Over the last 20 years, quarterly performance trends of the silver market has, in general, shared a direct relationship with market returns three months later. That is, investors can often bank on the probability that bullish trends in the past would usually translate to bullish trends in the immediate future. Likewise, those looking to hedge their positions in the metals could use recent volatility as a forewarning of more pain to come.
As it stands now, the lagging quarterly performance (past 90 days) of silver bullion is approximately -1.93%. Given similar technical conditions since 1995, the white metal’s chances of rising higher by July of this year is poor: only 37.5%. The reward for taking a gambler’s bet today is only an average profit potential of 4.69% whereas the risk is an average loss of -5.13%. In short, the markets are very choppy and the conditions are not favorable to make a directionally biased call.
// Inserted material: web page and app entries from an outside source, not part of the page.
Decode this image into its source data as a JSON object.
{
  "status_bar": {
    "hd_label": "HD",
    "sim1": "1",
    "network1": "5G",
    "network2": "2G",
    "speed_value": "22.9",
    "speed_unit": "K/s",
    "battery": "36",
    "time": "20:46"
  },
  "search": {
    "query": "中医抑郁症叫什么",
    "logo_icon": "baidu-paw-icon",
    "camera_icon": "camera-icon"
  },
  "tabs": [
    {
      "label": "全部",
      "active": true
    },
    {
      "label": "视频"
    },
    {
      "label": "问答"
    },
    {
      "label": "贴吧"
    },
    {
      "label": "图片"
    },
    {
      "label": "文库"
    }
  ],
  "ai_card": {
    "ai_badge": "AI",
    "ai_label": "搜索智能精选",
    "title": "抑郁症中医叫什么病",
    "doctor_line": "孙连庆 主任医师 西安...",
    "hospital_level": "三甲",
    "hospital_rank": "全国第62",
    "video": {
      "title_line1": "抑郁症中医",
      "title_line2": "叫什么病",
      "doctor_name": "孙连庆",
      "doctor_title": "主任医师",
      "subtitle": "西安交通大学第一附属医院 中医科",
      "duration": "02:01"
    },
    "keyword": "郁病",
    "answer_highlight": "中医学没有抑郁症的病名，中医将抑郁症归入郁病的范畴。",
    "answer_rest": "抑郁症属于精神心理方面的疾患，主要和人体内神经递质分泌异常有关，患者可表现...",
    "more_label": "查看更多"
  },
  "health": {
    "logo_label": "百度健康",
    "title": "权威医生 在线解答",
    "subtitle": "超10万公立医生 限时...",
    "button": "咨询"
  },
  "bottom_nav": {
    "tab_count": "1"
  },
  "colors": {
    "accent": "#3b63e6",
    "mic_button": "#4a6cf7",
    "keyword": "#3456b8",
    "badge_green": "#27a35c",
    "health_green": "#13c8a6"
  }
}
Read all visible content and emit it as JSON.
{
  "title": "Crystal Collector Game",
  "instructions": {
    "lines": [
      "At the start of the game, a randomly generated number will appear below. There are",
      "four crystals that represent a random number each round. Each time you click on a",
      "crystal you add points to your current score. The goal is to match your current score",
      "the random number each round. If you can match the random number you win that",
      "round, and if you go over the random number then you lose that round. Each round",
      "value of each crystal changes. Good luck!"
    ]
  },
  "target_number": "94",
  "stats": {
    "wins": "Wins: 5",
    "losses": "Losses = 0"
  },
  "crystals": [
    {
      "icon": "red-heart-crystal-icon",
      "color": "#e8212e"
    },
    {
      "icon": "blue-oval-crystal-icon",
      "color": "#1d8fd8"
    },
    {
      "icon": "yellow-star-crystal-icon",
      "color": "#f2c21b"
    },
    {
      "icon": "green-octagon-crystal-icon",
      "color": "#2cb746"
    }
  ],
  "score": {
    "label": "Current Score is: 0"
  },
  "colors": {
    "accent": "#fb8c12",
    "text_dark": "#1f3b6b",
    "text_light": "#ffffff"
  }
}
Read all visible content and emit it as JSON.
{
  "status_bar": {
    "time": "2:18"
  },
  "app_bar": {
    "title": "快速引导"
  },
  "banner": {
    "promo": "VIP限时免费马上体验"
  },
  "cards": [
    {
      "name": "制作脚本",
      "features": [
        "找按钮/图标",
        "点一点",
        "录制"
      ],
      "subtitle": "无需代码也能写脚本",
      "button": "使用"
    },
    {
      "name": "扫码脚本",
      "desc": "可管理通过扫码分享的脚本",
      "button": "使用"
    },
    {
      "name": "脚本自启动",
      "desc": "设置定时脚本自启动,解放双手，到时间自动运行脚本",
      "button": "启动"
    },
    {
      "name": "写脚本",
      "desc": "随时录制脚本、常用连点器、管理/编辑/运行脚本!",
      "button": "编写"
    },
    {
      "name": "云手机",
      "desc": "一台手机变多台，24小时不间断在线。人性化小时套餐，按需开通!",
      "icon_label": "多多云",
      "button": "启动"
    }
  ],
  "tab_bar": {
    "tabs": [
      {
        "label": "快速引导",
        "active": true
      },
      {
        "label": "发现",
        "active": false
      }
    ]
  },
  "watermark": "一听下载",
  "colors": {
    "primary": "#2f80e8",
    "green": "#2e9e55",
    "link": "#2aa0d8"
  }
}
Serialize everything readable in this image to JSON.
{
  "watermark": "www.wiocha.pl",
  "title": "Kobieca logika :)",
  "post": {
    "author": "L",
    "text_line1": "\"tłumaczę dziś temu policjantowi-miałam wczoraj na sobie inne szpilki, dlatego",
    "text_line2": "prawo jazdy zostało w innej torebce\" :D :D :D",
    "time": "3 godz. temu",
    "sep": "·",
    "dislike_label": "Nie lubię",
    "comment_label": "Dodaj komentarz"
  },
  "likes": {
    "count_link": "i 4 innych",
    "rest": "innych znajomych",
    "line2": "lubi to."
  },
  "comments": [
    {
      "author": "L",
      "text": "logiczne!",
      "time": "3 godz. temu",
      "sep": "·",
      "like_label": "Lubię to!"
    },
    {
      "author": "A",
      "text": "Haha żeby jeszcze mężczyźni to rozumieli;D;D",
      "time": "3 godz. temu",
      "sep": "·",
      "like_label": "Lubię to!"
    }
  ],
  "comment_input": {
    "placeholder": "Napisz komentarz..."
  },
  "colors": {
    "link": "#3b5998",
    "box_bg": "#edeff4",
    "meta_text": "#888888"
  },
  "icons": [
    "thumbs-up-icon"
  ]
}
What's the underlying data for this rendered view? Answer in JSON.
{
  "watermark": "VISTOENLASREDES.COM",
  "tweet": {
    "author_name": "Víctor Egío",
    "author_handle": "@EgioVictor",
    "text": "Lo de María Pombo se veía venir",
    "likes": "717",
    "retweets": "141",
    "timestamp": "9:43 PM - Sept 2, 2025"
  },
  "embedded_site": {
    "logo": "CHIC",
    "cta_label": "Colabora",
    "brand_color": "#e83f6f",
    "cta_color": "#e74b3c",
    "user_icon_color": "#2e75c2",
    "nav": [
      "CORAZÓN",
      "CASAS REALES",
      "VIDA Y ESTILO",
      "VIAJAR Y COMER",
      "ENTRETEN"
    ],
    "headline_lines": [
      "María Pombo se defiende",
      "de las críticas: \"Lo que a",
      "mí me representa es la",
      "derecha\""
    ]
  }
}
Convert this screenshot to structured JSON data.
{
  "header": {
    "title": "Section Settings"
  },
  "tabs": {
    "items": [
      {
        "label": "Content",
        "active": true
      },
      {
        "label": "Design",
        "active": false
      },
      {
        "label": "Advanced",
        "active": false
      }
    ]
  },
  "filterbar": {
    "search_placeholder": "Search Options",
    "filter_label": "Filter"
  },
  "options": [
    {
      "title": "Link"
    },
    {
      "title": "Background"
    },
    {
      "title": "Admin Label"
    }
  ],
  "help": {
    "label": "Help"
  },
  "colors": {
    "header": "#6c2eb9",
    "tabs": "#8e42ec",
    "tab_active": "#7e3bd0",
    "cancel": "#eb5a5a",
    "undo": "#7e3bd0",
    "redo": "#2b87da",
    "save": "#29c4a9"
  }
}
But on a longer term scale, we may potentially see the fireworks that many investors feel is long overdue. There is evidence to suggest that extreme changes to the statistical relationship between past market performance and future market returns result in high-magnitude price swings. Such changes can be witnessed now, where the relationship is at an extreme low whereas the price action itself is attempting to build a support level. Because of the predictably cyclical nature of the relationship, we can expect a response to the other side of the spectrum. When this occurs, it is only natural to anticipate a bullish reversal in silver’s spot price.
It may take some time, however. The aforementioned statistical analysis gives very poor probabilities that silver will be trading higher during the coming summer months. Instead, investors may have to wait until the fall to winter season before the fireworks begin. This also happens to be the traditional strong season for the precious metals complex.
All in all, silver bullion, despite taking some recent beatings, looks poised to recover significantly by the end of this year.